Few people place a daily time limit on their music listening habits, but the World Health Organization warns that they should start doing just that. In fact, the prescribed safe length of time is one hour a day. If you’re a music junkie or an aspiring producer, it would probably be easier to limit your water consumption to one glass per day. According to data collected from various middle and high-income countries, however, almost 50 percent of people between the ages of 12 and 35 listen to cellphones or personal audio devices at “unsafe volumes.” The data also suggests that around 40 percent of young people are exposed to damaging sound levels at sporting events and nightclubs.
“As the intensity of sound increases, the permissible time for safe exposure reduces,” said Dr. Shelly Chadha, a WHO expert on hearing loss.
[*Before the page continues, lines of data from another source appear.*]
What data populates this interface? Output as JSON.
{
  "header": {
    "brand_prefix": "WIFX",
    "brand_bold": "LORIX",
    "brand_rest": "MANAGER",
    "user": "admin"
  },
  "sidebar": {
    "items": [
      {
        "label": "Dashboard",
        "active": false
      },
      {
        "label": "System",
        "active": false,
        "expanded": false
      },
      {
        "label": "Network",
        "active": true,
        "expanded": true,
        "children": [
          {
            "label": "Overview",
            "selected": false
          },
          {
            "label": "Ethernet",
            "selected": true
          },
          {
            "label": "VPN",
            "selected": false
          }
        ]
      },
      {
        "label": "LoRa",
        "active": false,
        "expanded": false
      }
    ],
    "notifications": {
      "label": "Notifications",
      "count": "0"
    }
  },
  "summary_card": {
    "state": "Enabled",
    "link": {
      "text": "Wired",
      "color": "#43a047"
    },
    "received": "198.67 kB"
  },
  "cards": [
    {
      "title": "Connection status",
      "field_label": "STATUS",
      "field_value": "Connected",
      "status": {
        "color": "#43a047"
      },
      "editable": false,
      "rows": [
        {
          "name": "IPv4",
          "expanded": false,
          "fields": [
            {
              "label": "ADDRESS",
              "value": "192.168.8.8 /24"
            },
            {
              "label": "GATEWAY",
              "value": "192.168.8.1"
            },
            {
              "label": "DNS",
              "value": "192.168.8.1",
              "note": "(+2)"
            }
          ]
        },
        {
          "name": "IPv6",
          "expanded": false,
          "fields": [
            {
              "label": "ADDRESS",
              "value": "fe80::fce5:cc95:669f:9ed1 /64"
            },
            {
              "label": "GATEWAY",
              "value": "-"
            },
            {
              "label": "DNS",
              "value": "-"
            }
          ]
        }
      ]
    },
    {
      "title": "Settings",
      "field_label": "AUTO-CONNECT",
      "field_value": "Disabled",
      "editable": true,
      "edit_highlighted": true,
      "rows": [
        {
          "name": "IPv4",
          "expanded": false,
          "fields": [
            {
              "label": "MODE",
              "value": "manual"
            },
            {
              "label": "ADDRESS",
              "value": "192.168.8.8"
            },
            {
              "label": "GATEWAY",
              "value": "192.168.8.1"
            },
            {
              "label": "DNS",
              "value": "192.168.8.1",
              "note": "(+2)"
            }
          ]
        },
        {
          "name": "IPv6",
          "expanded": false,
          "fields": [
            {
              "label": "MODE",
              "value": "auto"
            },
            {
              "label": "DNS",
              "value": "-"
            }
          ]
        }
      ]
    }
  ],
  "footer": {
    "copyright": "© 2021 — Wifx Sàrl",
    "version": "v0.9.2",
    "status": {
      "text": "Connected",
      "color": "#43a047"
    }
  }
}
According to an article published BigStory.AP.org, volumes of 85 decibels are fine for a period of up to eight hours. That intensity, however, is the equivalent of being stuck in traffic and nowhere near the intensity you’d experience at a music festival or nightclub. For every three decibels added to that safe number, you should cut the exposure time in half.
“Teenagers and young people can better protect their hearing by keeping the volume down on personal audio devices, wearing earplugs when visiting noisy venues, and using carefully fitted, and, if possible, canceling earphones or headphones,” said WHO, and urged listeners to take brief breaks in between listening sessions, in addition to limiting their daily use of personal audio devices to under sixty minutes.
This ‘turn-it-down or turn-it-off’ mentality is hard for many young people to swallow; in today’s day and age, people have become accustomed to listening to sounds louder than would be recommended, and a solid bassline just doesn’t sound the same unless you can feel it rumble in your throat.
Chadha gave this sobering warning in the BigStory article, though: someone who turns up the volume on his personal music player to 95 decibels for a 30-minute subway commute “is going to get irreversibly damaged (hearing) in a couple of years’ time.”
It was followed by a rather ominous statistic from WHO: about 360 million people worldwide are currently living with disabling hearing loss. Among the primary factors is exposure to noise.